There was zero pain throughout the whole process and very little recovery time (I was told to rest my eyes that afternoon to give my corneas time to heal and sleep in protective goggles for the coming week); I woke up the following morning as if nothing had ever happened and went surfing in Barbados just a few days later.
These days, my vision is still 20/15, a decade after I had the procedure. It’s hard to believe that my life once revolved around how my eyes were behaving that day, and now I don’t have to think twice about that.
In that decade, I’ve gone diving in more than 20 countries. I sailed around the world for four months, something that would have been a massive pain had I had to store four months’ worth of daily lenses and contact solution in the compact two bags I took with me for a circumnavigation.
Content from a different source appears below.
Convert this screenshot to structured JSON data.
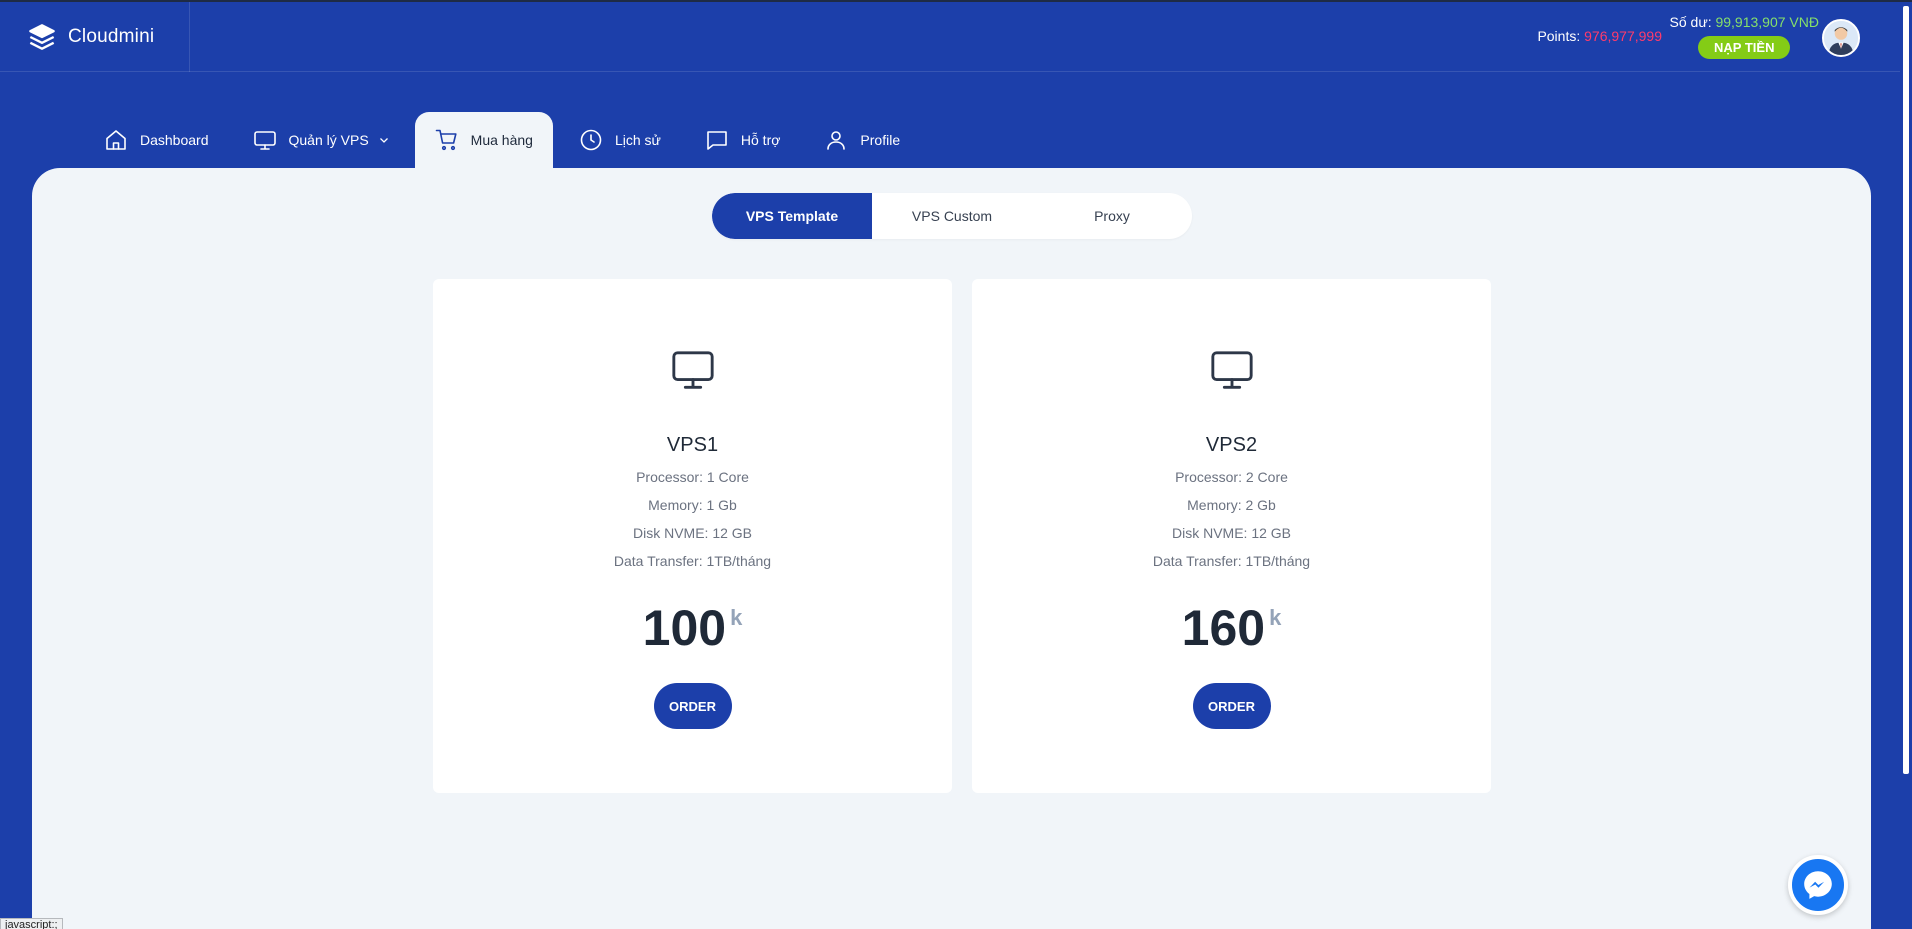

I’ve trekked in the jungle of rural India and the bush of South Africa, without worrying about the fact I was hundreds of miles from a pharmacy and wouldn’t need to buy emergency supplies to deal with my contacts.
Around the time of my surgery, I started running marathons; I’ve since scaled back to half-marathons, but I log a good hour on the trails several days a week and I never worry about pollen getting into my eyes and irritating my lens. In winter months, we like to ski. There’s no annoyance of trying to fit glasses under my goggles or wondering if my contacts might freeze in the extreme cold.
Heck, I love the beach more than anywhere else on the planet. Growing up vacationing on Florida’s Gulf Coast, I’d have to remove my contacts just to take a dip in the ocean for fear of a wave knocking out my lens; nowadays, I can dive in on a whim if the water looks inviting without so much as a second thought. The ways LASIK has benefited my travel life are countless.
That said, I never take for granted how I can wake up and see the clock beside my bed without fumbling to press lenses into my eyes. I travel with friends who are forever dealing with the nuisance of contacts—one of my frequent travel companions who came to visit this summer complained about a lingering eye condition that had her going to the emergency doctor more than a dozen times this year—and I’m grateful that’s no longer my norm.
I run, I dive, I sit in front of my computer for days on end, eyes glued to the screen, I sit on planes for 16-hour flights—and I never have to stomach the hassle of glasses or contacts. And I have no doubt that in the years since I underwent LASIK, it’s become even easier, if that’s possible, as the technology progresses. Have I convinced you yet? It is, in a sense, the best thing you could do for yourself.
Have you ever undergone any type of corrective surgery? If so, please share your story in the comments below!